Years ago, a town’s churches and school served as major community and social anchors. In some instances, the two shared a single building. Parents, students, and teachers spent a lot of time together since local events were often held there. As a result, communication was frequent, and relationships were strong. Adults worked together to support the growth, development, and learning of students. Today, as our towns have grown into cities and residents are busy traveling from place to place, we’ve lost that central gathering place. Many parents rarely if ever visit their child’s school, and they typically receive a call or email from a teacher only when there’s a problem. While this practice may have been birthed from an efficiency perspective, it’s resulted in relationships that really aren’t—interactions simply represent the transfer of information: message sent/message received.
It may be one reason why students are still falling between the cracks. Teachers and parents are so busy trying to be efficient they may be overlooking the importance of truly considering the needs of each student. A gifted child may be feeling really frustrated because he’s bored in math class. A student diagnosed with Attention Deficit Hyperactive Disorder (ADHD) has recently turned inward and has stopped interacting with her peers on the playground. A student whose native language isn’t English may be struggling in American Literature class. Concerns like these can’t be addressed by a simple exchange of information through a phone call or email; it takes collaboration and partnership. It takes active listening, and it takes meeting people where they’re at. In other words, it takes building trust.
Rich, meaningful relationships are hard to build in the sterile, institutional environment found in most schools. That’s why an approach like some teachers in the Salt Lake City metro area are using appears to be so effective—because they are taking an important first step in building trust with parents—they are making home visits. This approach is not earth-shattering nor ground breaking; I actually recall many years ago my sister’s high school English teacher coming to our house for dinner one evening. I remember the uncertainty looming in the house before the event—we weren’t sure why she was coming or what to expect—we just received a note letting know what day and time she would be there. As a result, we cooked and cleaned as if the Queen herself was paying us a visit, hoping it would somehow be acceptable. Turns out, we fretted for nothing—the teacher was there simply to introduce herself and to get to know us better, so she could in turn better meet the needs of her student, my sister.

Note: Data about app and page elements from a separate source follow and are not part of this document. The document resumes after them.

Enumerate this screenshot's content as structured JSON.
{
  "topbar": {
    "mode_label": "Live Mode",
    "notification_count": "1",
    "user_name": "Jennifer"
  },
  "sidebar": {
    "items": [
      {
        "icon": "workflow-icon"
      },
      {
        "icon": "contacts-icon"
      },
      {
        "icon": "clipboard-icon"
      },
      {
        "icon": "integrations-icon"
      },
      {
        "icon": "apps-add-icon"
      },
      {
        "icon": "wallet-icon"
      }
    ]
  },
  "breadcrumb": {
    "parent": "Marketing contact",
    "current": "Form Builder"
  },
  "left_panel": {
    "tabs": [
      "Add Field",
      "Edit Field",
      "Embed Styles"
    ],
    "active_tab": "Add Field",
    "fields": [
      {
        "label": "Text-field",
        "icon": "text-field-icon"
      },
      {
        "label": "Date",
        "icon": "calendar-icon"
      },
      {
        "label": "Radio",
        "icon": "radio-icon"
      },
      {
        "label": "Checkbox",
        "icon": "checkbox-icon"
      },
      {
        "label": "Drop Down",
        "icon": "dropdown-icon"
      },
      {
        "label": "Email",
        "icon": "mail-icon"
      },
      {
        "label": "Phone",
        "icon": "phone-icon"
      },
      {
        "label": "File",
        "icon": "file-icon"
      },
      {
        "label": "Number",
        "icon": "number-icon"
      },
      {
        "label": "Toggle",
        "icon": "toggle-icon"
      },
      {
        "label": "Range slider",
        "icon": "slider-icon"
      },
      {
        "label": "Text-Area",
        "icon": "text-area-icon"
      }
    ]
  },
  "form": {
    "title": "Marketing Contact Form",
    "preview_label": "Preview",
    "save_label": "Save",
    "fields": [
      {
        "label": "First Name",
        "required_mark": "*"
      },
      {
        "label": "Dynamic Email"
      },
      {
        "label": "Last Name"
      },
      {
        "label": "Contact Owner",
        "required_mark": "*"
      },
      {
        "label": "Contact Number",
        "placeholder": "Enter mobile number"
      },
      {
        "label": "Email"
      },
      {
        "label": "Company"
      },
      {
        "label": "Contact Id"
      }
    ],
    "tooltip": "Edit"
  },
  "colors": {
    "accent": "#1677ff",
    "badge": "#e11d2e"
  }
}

Of course, the Salt Lake City pilot is not without its critics despite its success stories; a lot of the concern centers around the age-old question, “But who’s going to pay for it?” I don’t claim to have the answer but it’s an approach worth thinking about.

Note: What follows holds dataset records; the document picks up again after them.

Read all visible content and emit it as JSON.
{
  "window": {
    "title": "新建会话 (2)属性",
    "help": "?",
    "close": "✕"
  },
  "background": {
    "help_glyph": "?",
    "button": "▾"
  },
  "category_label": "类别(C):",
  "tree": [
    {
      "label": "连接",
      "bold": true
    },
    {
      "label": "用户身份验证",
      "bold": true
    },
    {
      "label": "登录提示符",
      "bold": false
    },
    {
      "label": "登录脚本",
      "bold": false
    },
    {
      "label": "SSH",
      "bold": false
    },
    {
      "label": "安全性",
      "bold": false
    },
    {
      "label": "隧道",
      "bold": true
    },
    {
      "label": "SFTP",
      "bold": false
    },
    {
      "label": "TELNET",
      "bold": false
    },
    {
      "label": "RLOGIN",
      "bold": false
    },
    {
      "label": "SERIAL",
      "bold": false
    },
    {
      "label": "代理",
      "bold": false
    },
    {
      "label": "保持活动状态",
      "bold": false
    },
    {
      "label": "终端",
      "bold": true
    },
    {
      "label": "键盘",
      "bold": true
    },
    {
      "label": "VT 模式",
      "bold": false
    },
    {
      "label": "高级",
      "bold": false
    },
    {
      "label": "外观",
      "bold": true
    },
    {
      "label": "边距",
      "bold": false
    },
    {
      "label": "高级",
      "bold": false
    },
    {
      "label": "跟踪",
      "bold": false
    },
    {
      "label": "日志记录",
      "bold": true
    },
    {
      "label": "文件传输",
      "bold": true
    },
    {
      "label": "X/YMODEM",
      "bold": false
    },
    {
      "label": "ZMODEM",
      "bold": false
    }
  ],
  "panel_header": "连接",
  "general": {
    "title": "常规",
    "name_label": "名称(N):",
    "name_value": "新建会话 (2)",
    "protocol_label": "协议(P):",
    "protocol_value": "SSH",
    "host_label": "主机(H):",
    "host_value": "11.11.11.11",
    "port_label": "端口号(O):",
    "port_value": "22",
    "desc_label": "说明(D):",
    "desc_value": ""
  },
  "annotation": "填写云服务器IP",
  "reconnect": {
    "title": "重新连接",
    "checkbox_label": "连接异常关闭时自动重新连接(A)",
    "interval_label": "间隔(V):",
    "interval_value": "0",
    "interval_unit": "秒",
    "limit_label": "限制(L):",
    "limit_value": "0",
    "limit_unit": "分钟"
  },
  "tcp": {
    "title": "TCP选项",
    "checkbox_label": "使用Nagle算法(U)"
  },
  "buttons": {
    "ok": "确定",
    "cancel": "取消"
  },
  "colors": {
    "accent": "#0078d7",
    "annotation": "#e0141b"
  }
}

One thing I do know, however, is that in the fast-paced, tech-driven society we live in, we must be very careful not to overlook one important thing: that each child, each student is precious, and they deserve our very best in helping them become their very best. We collectively share a large part of the responsibility for their success. If simply having teachers and parents slow down and take the time to talk with each other would help, isn’t it worth considering?

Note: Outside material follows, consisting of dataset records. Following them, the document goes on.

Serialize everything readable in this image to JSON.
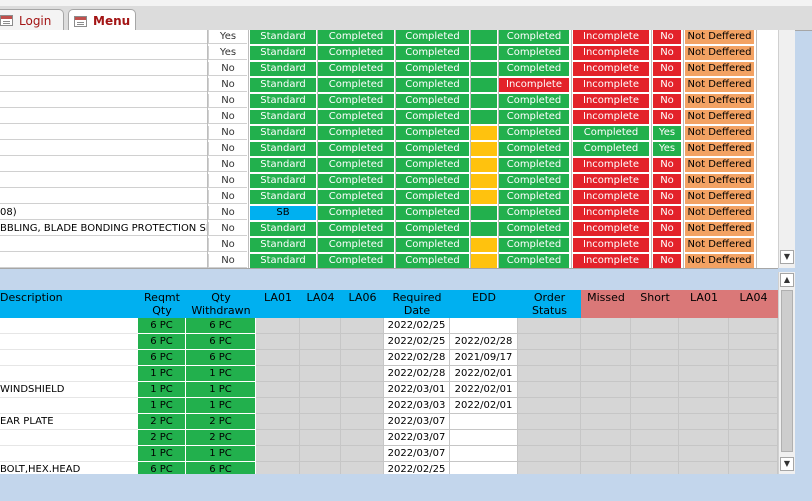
{
  "tabs": [
    {
      "label": "Login",
      "active": false
    },
    {
      "label": "Menu",
      "active": true
    }
  ],
  "upper_rows": [
    {
      "desc": "",
      "yn": "Yes",
      "c1": "Standard",
      "c2": "Completed",
      "c3": "Completed",
      "c4": "",
      "c5": "Completed",
      "c6": "Incomplete",
      "c7": "No",
      "c8": "Not Deffered"
    },
    {
      "desc": "",
      "yn": "Yes",
      "c1": "Standard",
      "c2": "Completed",
      "c3": "Completed",
      "c4": "",
      "c5": "Completed",
      "c6": "Incomplete",
      "c7": "No",
      "c8": "Not Deffered"
    },
    {
      "desc": "",
      "yn": "No",
      "c1": "Standard",
      "c2": "Completed",
      "c3": "Completed",
      "c4": "",
      "c5": "Completed",
      "c6": "Incomplete",
      "c7": "No",
      "c8": "Not Deffered"
    },
    {
      "desc": "",
      "yn": "No",
      "c1": "Standard",
      "c2": "Completed",
      "c3": "Completed",
      "c4": "",
      "c5": "Incomplete",
      "c6": "Incomplete",
      "c7": "No",
      "c8": "Not Deffered"
    },
    {
      "desc": "",
      "yn": "No",
      "c1": "Standard",
      "c2": "Completed",
      "c3": "Completed",
      "c4": "",
      "c5": "Completed",
      "c6": "Incomplete",
      "c7": "No",
      "c8": "Not Deffered"
    },
    {
      "desc": "",
      "yn": "No",
      "c1": "Standard",
      "c2": "Completed",
      "c3": "Completed",
      "c4": "",
      "c5": "Completed",
      "c6": "Incomplete",
      "c7": "No",
      "c8": "Not Deffered"
    },
    {
      "desc": "",
      "yn": "No",
      "c1": "Standard",
      "c2": "Completed",
      "c3": "Completed",
      "c4": "",
      "c5": "Completed",
      "c6": "Completed",
      "c7": "Yes",
      "c8": "Not Deffered"
    },
    {
      "desc": "",
      "yn": "No",
      "c1": "Standard",
      "c2": "Completed",
      "c3": "Completed",
      "c4": "",
      "c5": "Completed",
      "c6": "Completed",
      "c7": "Yes",
      "c8": "Not Deffered"
    },
    {
      "desc": "",
      "yn": "No",
      "c1": "Standard",
      "c2": "Completed",
      "c3": "Completed",
      "c4": "",
      "c5": "Completed",
      "c6": "Incomplete",
      "c7": "No",
      "c8": "Not Deffered"
    },
    {
      "desc": "",
      "yn": "No",
      "c1": "Standard",
      "c2": "Completed",
      "c3": "Completed",
      "c4": "",
      "c5": "Completed",
      "c6": "Incomplete",
      "c7": "No",
      "c8": "Not Deffered"
    },
    {
      "desc": "",
      "yn": "No",
      "c1": "Standard",
      "c2": "Completed",
      "c3": "Completed",
      "c4": "",
      "c5": "Completed",
      "c6": "Incomplete",
      "c7": "No",
      "c8": "Not Deffered"
    },
    {
      "desc": "08)",
      "yn": "No",
      "c1": "SB",
      "c2": "Completed",
      "c3": "Completed",
      "c4": "",
      "c5": "Completed",
      "c6": "Incomplete",
      "c7": "No",
      "c8": "Not Deffered"
    },
    {
      "desc": "BBLING, BLADE BONDING PROTECTION SLEEVE",
      "yn": "No",
      "c1": "Standard",
      "c2": "Completed",
      "c3": "Completed",
      "c4": "",
      "c5": "Completed",
      "c6": "Incomplete",
      "c7": "No",
      "c8": "Not Deffered"
    },
    {
      "desc": "",
      "yn": "No",
      "c1": "Standard",
      "c2": "Completed",
      "c3": "Completed",
      "c4": "",
      "c5": "Completed",
      "c6": "Incomplete",
      "c7": "No",
      "c8": "Not Deffered"
    },
    {
      "desc": "",
      "yn": "No",
      "c1": "Standard",
      "c2": "Completed",
      "c3": "Completed",
      "c4": "",
      "c5": "Completed",
      "c6": "Incomplete",
      "c7": "No",
      "c8": "Not Deffered"
    }
  ],
  "upper_colors": {
    "c1": [
      "g",
      "g",
      "g",
      "g",
      "g",
      "g",
      "g",
      "g",
      "g",
      "g",
      "g",
      "b",
      "g",
      "g",
      "g"
    ],
    "c4": [
      "g",
      "g",
      "g",
      "g",
      "g",
      "g",
      "y",
      "y",
      "y",
      "y",
      "y",
      "g",
      "g",
      "y",
      "y"
    ],
    "c5": [
      "g",
      "g",
      "g",
      "r",
      "g",
      "g",
      "g",
      "g",
      "g",
      "g",
      "g",
      "g",
      "g",
      "g",
      "g"
    ],
    "c6": [
      "r",
      "r",
      "r",
      "r",
      "r",
      "r",
      "g",
      "g",
      "r",
      "r",
      "r",
      "r",
      "r",
      "r",
      "r"
    ],
    "c7": [
      "r",
      "r",
      "r",
      "r",
      "r",
      "r",
      "g",
      "g",
      "r",
      "r",
      "r",
      "r",
      "r",
      "r",
      "r"
    ]
  },
  "lower_headers": {
    "description": "Description",
    "reqmt_qty": "Reqmt Qty",
    "qty_withdrawn": "Qty Withdrawn",
    "la01": "LA01",
    "la04": "LA04",
    "la06": "LA06",
    "required_date": "Required Date",
    "edd": "EDD",
    "order_status": "Order Status",
    "missed": "Missed",
    "short": "Short",
    "la01_b": "LA01",
    "la04_b": "LA04"
  },
  "lower_rows": [
    {
      "desc": "",
      "reqmt": "6 PC",
      "withdrawn": "6 PC",
      "required": "2022/02/25",
      "edd": ""
    },
    {
      "desc": "",
      "reqmt": "6 PC",
      "withdrawn": "6 PC",
      "required": "2022/02/25",
      "edd": "2022/02/28"
    },
    {
      "desc": "",
      "reqmt": "6 PC",
      "withdrawn": "6 PC",
      "required": "2022/02/28",
      "edd": "2021/09/17"
    },
    {
      "desc": "",
      "reqmt": "1 PC",
      "withdrawn": "1 PC",
      "required": "2022/02/28",
      "edd": "2022/02/01"
    },
    {
      "desc": "WINDSHIELD",
      "reqmt": "1 PC",
      "withdrawn": "1 PC",
      "required": "2022/03/01",
      "edd": "2022/02/01"
    },
    {
      "desc": "",
      "reqmt": "1 PC",
      "withdrawn": "1 PC",
      "required": "2022/03/03",
      "edd": "2022/02/01"
    },
    {
      "desc": "EAR PLATE",
      "reqmt": "2 PC",
      "withdrawn": "2 PC",
      "required": "2022/03/07",
      "edd": ""
    },
    {
      "desc": "",
      "reqmt": "2 PC",
      "withdrawn": "2 PC",
      "required": "2022/03/07",
      "edd": ""
    },
    {
      "desc": "",
      "reqmt": "1 PC",
      "withdrawn": "1 PC",
      "required": "2022/03/07",
      "edd": ""
    },
    {
      "desc": "BOLT,HEX.HEAD",
      "reqmt": "6 PC",
      "withdrawn": "6 PC",
      "required": "2022/02/25",
      "edd": ""
    }
  ],
  "scroll_icons": {
    "up": "▲",
    "down": "▼"
  }
}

Dr. Roberta Ross-Fisher is a national leader in educator preparation, accreditation, online learning, and academic quality assurance. An accomplished presenter, writer, and educator, she currently supports higher education, P-12 schools, and non-profit agencies in areas such as competency-based education, new program design, gap analysis, quality assurance, leadership, outcomes-based assessment, and accreditation through her company, Global Educational Consulting, LLC. She also writes about academic excellence and can be contacted for consultations through her blog site (www.robertarossfisher.com).